B cells are at the centre of the adaptive humoral immune system and are responsible for mediating the production of antigen-specific immunoglobulin (Ig) directed against invasive pathogens (typically known as antibodies).
T cells play a major role in defence against intracellular pathogens such as viruses, protozoa and intracellular bacteria, and in immunity to extracellular pathogens by providing help for the antibody response.
Oxytocin (Oxt) is a peptide hormone and neuropeptide. Oxytocin is normally produced in the hypothalamus and released by the posterior pituitary.
Oxytocin is a hormone that plays an important role in the female reproductive system, particularly with childbirth and breast-feeding.
The function of Kupffer cells is to break down red blood cells through phagocytosis, liberating the globin chains and the heme component for further metabolic processing and re-use.

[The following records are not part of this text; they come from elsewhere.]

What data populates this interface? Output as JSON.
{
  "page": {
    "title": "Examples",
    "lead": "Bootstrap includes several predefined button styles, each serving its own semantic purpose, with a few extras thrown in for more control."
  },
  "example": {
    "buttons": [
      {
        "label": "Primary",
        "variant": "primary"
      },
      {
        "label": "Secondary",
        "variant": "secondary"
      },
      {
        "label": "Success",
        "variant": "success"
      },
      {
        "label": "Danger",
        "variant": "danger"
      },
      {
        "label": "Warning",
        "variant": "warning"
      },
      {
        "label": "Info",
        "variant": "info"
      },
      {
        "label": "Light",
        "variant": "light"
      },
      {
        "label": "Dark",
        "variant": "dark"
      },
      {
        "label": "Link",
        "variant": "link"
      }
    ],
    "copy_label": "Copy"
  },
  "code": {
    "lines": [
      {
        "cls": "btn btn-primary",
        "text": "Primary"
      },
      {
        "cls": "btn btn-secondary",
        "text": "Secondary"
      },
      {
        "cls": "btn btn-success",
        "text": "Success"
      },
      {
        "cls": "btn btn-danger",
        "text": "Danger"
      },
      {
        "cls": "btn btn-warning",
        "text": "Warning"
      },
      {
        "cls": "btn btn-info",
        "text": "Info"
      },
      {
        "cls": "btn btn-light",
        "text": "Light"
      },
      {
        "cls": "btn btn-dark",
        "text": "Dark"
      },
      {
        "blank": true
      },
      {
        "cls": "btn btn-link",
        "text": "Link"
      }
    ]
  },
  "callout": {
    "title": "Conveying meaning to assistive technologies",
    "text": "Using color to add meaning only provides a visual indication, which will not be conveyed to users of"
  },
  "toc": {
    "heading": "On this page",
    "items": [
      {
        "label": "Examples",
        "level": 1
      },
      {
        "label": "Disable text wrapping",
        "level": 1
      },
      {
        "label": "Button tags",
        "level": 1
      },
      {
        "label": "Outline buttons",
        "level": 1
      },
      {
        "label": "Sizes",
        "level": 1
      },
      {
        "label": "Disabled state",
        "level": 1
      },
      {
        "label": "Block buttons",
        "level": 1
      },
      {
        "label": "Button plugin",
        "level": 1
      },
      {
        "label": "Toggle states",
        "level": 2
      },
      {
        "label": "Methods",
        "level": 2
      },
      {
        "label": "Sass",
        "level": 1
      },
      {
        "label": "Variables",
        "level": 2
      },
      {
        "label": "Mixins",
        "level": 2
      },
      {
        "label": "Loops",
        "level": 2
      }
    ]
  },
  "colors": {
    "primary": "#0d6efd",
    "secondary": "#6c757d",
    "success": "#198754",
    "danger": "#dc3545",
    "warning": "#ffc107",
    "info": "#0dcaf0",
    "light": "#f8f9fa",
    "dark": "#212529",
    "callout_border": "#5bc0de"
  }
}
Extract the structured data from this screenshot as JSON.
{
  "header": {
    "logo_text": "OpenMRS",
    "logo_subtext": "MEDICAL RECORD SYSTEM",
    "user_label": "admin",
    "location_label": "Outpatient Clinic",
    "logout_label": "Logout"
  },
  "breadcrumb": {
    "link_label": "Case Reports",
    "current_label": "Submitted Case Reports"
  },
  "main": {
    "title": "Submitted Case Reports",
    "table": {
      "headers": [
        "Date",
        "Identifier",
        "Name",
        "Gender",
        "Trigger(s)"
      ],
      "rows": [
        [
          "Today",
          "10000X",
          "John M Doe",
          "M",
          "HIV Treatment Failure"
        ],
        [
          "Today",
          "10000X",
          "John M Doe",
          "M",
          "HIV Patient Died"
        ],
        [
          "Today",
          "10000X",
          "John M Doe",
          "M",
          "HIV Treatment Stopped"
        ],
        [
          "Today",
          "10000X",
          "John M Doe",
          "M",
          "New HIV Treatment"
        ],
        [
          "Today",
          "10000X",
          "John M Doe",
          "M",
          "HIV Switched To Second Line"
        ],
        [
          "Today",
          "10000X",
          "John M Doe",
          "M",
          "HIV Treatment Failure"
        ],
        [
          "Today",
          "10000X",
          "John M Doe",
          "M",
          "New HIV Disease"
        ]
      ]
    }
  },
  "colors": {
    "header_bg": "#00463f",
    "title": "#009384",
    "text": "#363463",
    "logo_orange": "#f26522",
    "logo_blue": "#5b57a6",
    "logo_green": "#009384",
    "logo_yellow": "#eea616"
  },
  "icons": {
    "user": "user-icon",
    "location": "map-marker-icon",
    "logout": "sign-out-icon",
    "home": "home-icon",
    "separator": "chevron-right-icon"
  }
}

Kupffer cells also play an essential role in innate immunity. They are involved in phagocytosing blood-borne bacteria passing through the liver from the gut. They are also capable of producing cytokines, chemokines, and ROS. Therefore, they are capable of recruiting monocytes into the liver, as well as participate in the development of alcoholic liver damage (via ROS production).